If you’ve ever been fishing, you already know how to set the hook. The real question is, do you know how to set the hook in the most effective way? Subtle differences in the way you go about setting the hook on a fish can actually make a huge difference in how successful you are at the end of the day. In this quick video made for boats.com, our Editor Lenny Rudow will demonstrate the difference between a common hook-set, and the most effective technique. Check it out.

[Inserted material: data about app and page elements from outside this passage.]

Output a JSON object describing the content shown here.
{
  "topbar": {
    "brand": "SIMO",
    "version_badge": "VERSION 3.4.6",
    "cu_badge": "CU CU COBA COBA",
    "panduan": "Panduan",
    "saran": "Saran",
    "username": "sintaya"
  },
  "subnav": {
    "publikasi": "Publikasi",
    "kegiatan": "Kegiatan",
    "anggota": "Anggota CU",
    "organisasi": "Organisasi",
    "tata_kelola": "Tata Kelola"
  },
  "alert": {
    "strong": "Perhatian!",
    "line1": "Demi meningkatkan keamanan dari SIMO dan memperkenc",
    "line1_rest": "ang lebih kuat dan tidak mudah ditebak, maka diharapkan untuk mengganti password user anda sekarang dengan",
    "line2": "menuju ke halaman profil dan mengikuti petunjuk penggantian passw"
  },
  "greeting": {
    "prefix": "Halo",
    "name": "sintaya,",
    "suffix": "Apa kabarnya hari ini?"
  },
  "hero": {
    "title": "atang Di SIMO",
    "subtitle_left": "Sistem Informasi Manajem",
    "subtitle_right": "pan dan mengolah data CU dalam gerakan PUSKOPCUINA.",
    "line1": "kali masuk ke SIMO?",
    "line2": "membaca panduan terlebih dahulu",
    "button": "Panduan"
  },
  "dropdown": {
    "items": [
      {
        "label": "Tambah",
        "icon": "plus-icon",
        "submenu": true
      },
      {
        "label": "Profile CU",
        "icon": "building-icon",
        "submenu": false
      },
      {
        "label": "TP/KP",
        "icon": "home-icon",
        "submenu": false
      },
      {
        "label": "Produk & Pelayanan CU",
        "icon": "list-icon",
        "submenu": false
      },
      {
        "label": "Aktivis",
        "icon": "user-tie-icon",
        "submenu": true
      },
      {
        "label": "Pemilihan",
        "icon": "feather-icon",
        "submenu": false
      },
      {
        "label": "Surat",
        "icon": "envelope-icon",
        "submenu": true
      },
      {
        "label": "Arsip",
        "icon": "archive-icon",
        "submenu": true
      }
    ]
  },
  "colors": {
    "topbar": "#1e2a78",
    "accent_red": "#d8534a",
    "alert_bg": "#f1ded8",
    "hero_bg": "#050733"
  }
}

You should have been able to see the major-league difference between swinging with the arm versus the wrist. What isn’t talked about in this video is how to set the hook when using circle hooks. And that is, indeed, quite a different manner. With circle hooks, speed is actually the enemy. The way circle hooks are designed they gently grab in the corner of the jaw and turn. Yank when you feel a bite, and you’ll yank that hook right out of the fish’s mouth. Instead, you need to slowly apply the pressure so that hook has plenty of time to turn and embed itself.

Here’s the drill, when using a circle hook: when you feel a take, allow the fish to eat the bait for several seconds. Then close your bail or engage the reel, and slowly crank until the line comes tight. Do not move the rod at all, but instead, let the fish and a slow turn of the crank steadily increase the pressure. When the rod’s doubled over you know the fish is securely hooked. That’s it—with circle hooks, there really isn’t ever a hook-set, such as it is.

Watch this video on circle hooks versus J hooks, to get a bit more in-depth info on each style of hook, and how they work.